Excerpts from a dataset:
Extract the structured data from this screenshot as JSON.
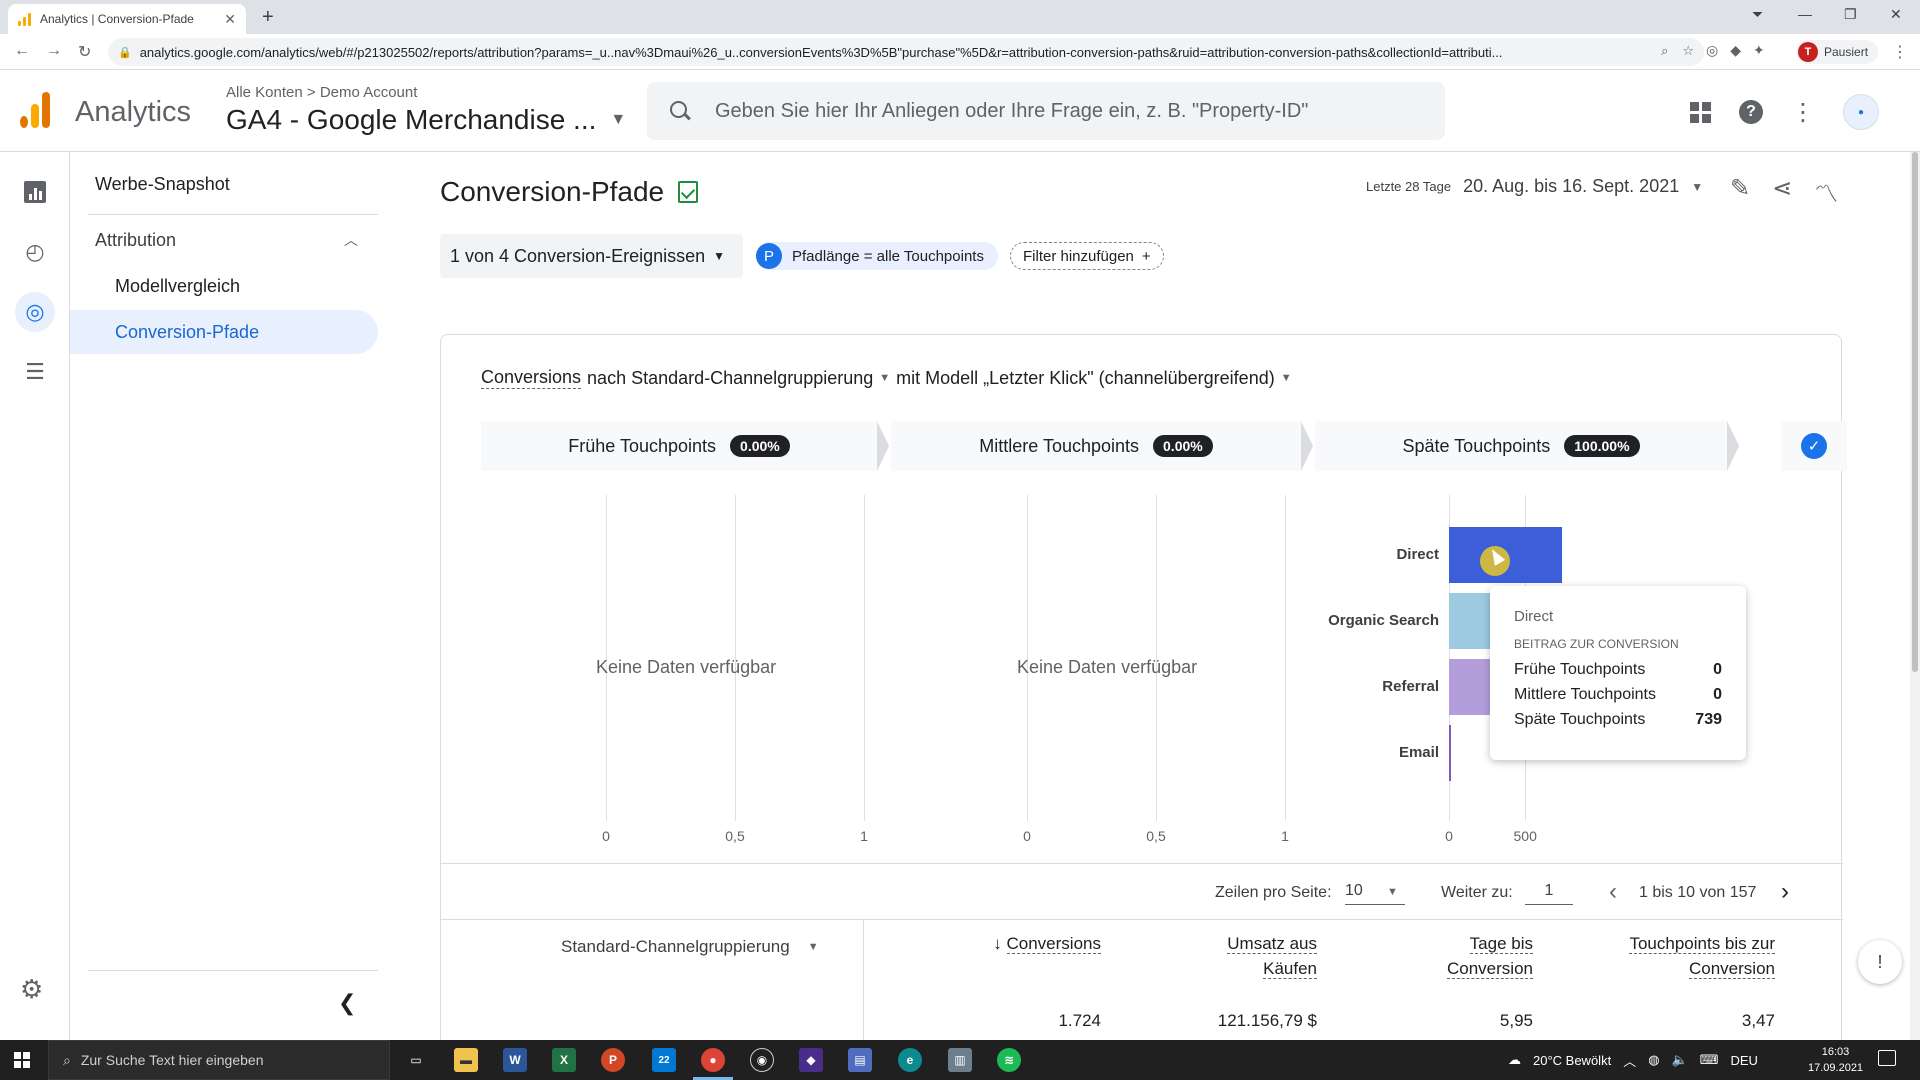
{
  "browser": {
    "tab_title": "Analytics | Conversion-Pfade",
    "url": "analytics.google.com/analytics/web/#/p213025502/reports/attribution?params=_u..nav%3Dmaui%26_u..conversionEvents%3D%5B\"purchase\"%5D&r=attribution-conversion-paths&ruid=attribution-conversion-paths&collectionId=attributi...",
    "profile_initial": "T",
    "profile_status": "Pausiert"
  },
  "header": {
    "app_name": "Analytics",
    "breadcrumb_account": "Alle Konten",
    "breadcrumb_separator": ">",
    "breadcrumb_property": "Demo Account",
    "property_name": "GA4 - Google Merchandise ...",
    "search_placeholder": "Geben Sie hier Ihr Anliegen oder Ihre Frage ein, z. B. \"Property-ID\""
  },
  "sidenav": {
    "title": "Werbe-Snapshot",
    "section": "Attribution",
    "items": [
      {
        "label": "Modellvergleich"
      },
      {
        "label": "Conversion-Pfade"
      }
    ]
  },
  "page": {
    "title": "Conversion-Pfade",
    "date_prefix": "Letzte 28 Tage",
    "date_range": "20. Aug. bis 16. Sept. 2021",
    "event_selector": "1 von 4 Conversion-Ereignissen",
    "filter_badge": "P",
    "filter_label": "Pfadlänge = alle Touchpoints",
    "add_filter": "Filter hinzufügen"
  },
  "card": {
    "metric": "Conversions",
    "by_text": "nach Standard-Channelgruppierung",
    "model_text": "mit Modell „Letzter Klick\" (channelübergreifend)",
    "stages": [
      {
        "label": "Frühe Touchpoints",
        "pct": "0.00%"
      },
      {
        "label": "Mittlere Touchpoints",
        "pct": "0.00%"
      },
      {
        "label": "Späte Touchpoints",
        "pct": "100.00%"
      }
    ],
    "no_data": "Keine Daten verfügbar"
  },
  "chart_data": [
    {
      "type": "bar",
      "title": "Frühe Touchpoints",
      "categories": [],
      "values": [],
      "xticks": [
        "0",
        "0,5",
        "1"
      ],
      "xlim": [
        0,
        1
      ],
      "annotation": "Keine Daten verfügbar"
    },
    {
      "type": "bar",
      "title": "Mittlere Touchpoints",
      "categories": [],
      "values": [],
      "xticks": [
        "0",
        "0,5",
        "1"
      ],
      "xlim": [
        0,
        1
      ],
      "annotation": "Keine Daten verfügbar"
    },
    {
      "type": "bar",
      "orientation": "horizontal",
      "title": "Späte Touchpoints",
      "categories": [
        "Direct",
        "Organic Search",
        "Referral",
        "Email"
      ],
      "values": [
        739,
        530,
        440,
        12
      ],
      "colors": [
        "#3c5fd9",
        "#9ecae1",
        "#b39ddb",
        "#7e57c2"
      ],
      "xticks": [
        "0",
        "500"
      ],
      "xlim": [
        0,
        1050
      ]
    }
  ],
  "tooltip": {
    "title": "Direct",
    "subtitle": "BEITRAG ZUR CONVERSION",
    "rows": [
      {
        "label": "Frühe Touchpoints",
        "value": "0"
      },
      {
        "label": "Mittlere Touchpoints",
        "value": "0"
      },
      {
        "label": "Späte Touchpoints",
        "value": "739"
      }
    ]
  },
  "pager": {
    "rows_label": "Zeilen pro Seite:",
    "rows_value": "10",
    "goto_label": "Weiter zu:",
    "goto_value": "1",
    "range": "1 bis 10 von 157"
  },
  "table": {
    "dimension": "Standard-Channelgruppierung",
    "columns": [
      {
        "line1": "Conversions",
        "line2": ""
      },
      {
        "line1": "Umsatz aus",
        "line2": "Käufen"
      },
      {
        "line1": "Tage bis",
        "line2": "Conversion"
      },
      {
        "line1": "Touchpoints bis zur",
        "line2": "Conversion"
      }
    ],
    "totals": [
      "1.724",
      "121.156,79 $",
      "5,95",
      "3,47"
    ]
  },
  "taskbar": {
    "search_placeholder": "Zur Suche Text hier eingeben",
    "weather": "20°C Bewölkt",
    "lang": "DEU",
    "time": "16:03",
    "date": "17.09.2021",
    "mail_badge": "22"
  }
}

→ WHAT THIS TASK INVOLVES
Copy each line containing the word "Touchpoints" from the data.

→ SOLUTION TO THE PROBLEM
    "filter_label": "Pfadlänge = alle Touchpoints",
        "label": "Frühe Touchpoints",
        "label": "Mittlere Touchpoints",
        "label": "Späte Touchpoints",
      "title": "Frühe Touchpoints",
      "title": "Mittlere Touchpoints",
      "title": "Späte Touchpoints",
        "label": "Frühe Touchpoints",
        "label": "Mittlere Touchpoints",
        "label": "Späte Touchpoints",
        "line1": "Touchpoints bis zur",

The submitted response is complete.